Lesson one in any workshop/feedback environment, specifically for me it was first introduced at University, is don’t say the following:
“I like it.” (note full stop)
“It’s nice.” (again with the full stop)
“I wasn’t sure, but I don’t know why.”
We were also advised to avoid aggression. For example, “I hated it” is not a way to start. Criticism and feedback must be constructive although that doesn’t have to be nasty.
As an editor for Dog Horn, there is many a time where I have the realisation of “it’s not working for me” or possibly even a simple “no, not for us” is underlying whilst reviewing a manuscript, however I feel that you should take as much time as you can spare to say why, or suggest other possible routes. This gives the opportunity to not only provide the writer with a new thought process, but also gives yourself the knowledge that the gut felt and often visceral “no” is an action formed on well-rounded thought.

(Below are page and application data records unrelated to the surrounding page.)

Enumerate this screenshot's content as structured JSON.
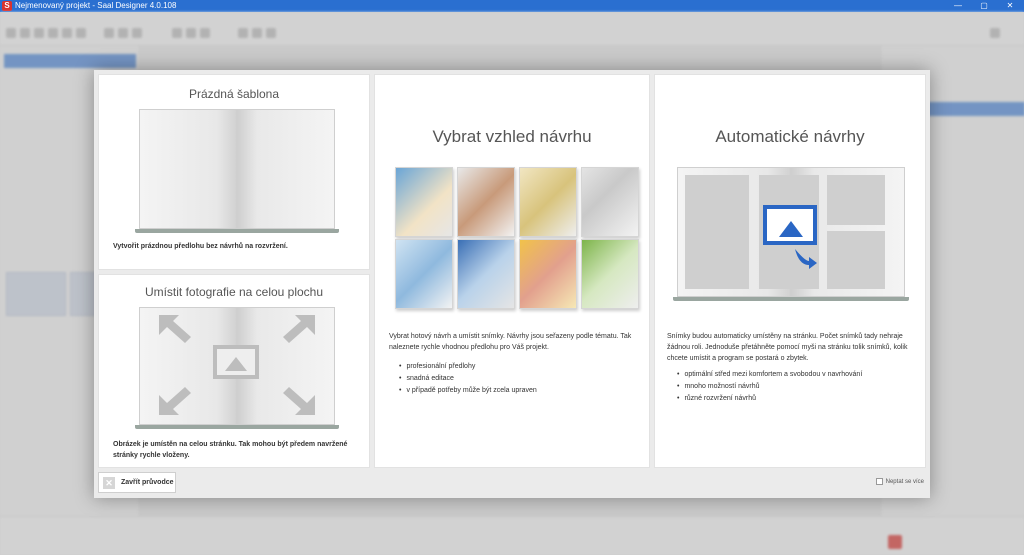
{
  "window": {
    "title": "Nejmenovaný projekt - Saal Designer 4.0.108",
    "app_icon": "S",
    "minimize": "—",
    "maximize": "▢",
    "close": "✕"
  },
  "wizard": {
    "cards": {
      "empty": {
        "title": "Prázdná šablona",
        "description": "Vytvořit prázdnou předlohu bez návrhů na rozvržení."
      },
      "fullpage": {
        "title": "Umístit fotografie na celou plochu",
        "description": "Obrázek je umístěn na celou stránku. Tak mohou být předem navržené stránky rychle vloženy."
      },
      "design": {
        "title": "Vybrat vzhled návrhu",
        "description": "Vybrat hotový návrh a umístit snímky. Návrhy jsou seřazeny podle tématu. Tak naleznete rychle vhodnou předlohu pro Váš projekt.",
        "bullets": [
          "profesionální předlohy",
          "snadná editace",
          "v případě potřeby může být zcela upraven"
        ]
      },
      "auto": {
        "title": "Automatické návrhy",
        "description": "Snímky budou automaticky umístěny na stránku. Počet snímků tady nehraje žádnou roli. Jednoduše přetáhněte pomocí myši na stránku tolik snímků, kolik chcete umístit a program se postará o zbytek.",
        "bullets": [
          "optimální střed mezi komfortem a svobodou v navrhování",
          "mnoho možností návrhů",
          "různé rozvržení návrhů"
        ]
      }
    },
    "close_label": "Zavřít průvodce",
    "dont_ask_label": "Neptat se více"
  },
  "colors": {
    "titlebar": "#2a6fd0",
    "accent_blue": "#2a66c4",
    "brand_red": "#d9332f"
  }
}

As a writer, I have had the recent experience of opening myself and “my baby” (i.e. the novel) to a situation where a person, who was meant to be enabling my process exploration, was frustrated by my works ideas, characters etc that I was attempting to explain. Instead of providing feedback that was measured or balanced, it was simply started that my ideas would not work, and the group moved onwards. During the conversation I had the mind to understand that they were coming from a different background, and perhaps didn’t understand the complexities I was trying to open, not being a formula-led writer. I also knew that I had to get to know my novel a little better as it was still in a very raw draft stage. This on the spot criticism is also something which many authors endure from peers, critics, publishers etc. I had not realised how thick-skinned I am, which was a comfort, but also that I was able to rationalise the position of both the critique and the work. This isn’t something I’ve generally done before, and I know plenty of writers who don’t either.

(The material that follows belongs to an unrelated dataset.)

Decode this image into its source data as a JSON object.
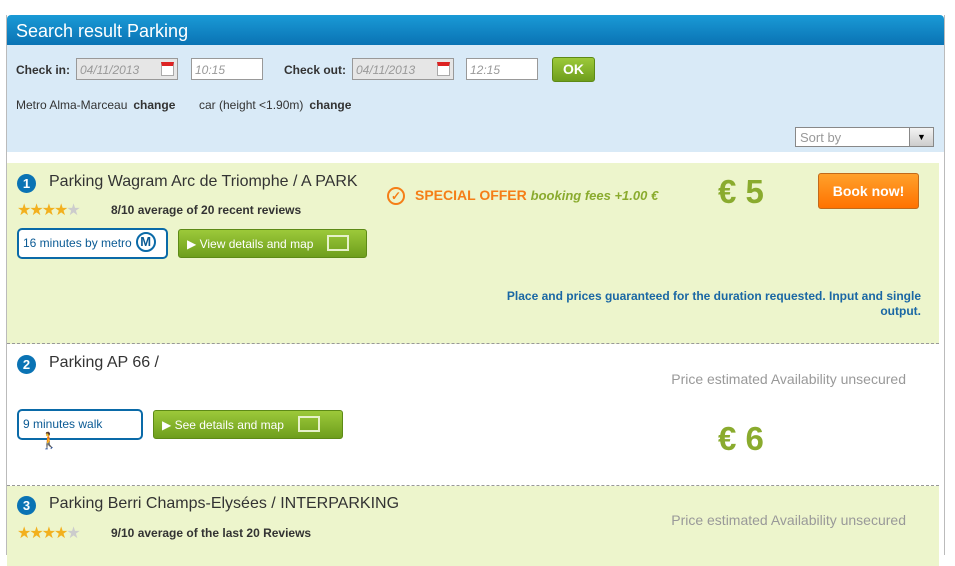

Later, I was sought out by fellow writers in the group, who wanted to ensure I was okay. It was endearing and supportive and I found myself almost blasé about the situation, however it was worth knowing that I wasn’t the only one that felt the critique misplaced or abrupt. Following the earlier interaction, I had the opportunity to receive feedback from another writer who in theory was just as honest as the first but gave thought out, structured criticism that enabled me to move forward into a new direction. As far as I can see, honesty of this type is invaluable and it’s something I feel should always be given.
In a recent survey in Mslexia*, although “a sizeable majority (66 per cent) were hungry for feedback, 50 per cent also felt ‘exposed’ when showing their work, because their writing ‘feels like part of myself.'”
However, because of this perhaps,”most women take great pains to be tactful: 61 per cent said they’d try to balance negative with positive comments when giving feedback on a poor piece of writing; one in eight confessed to stretching the truth in an attempt to say something nice – and one in four overlook the problems altogether and focus only on the positive aspects of the work.”
Mslexia asks if this is a good or bad thing, I’d be inclined to say that honesty is the best policy with practise. I’ve always positioned myself as a “blunt” editor, but that straightforward attitude should be seen as a skill rather than brick to hit the piece of work or indeed the writer with! I’d love to know what you think to how criticism should be provided; brick through the window, ring the bell and run away, or perhaps knock on the door for a chat?
*With thanks to Mslexia; survey info taken from Issue 52, page 21.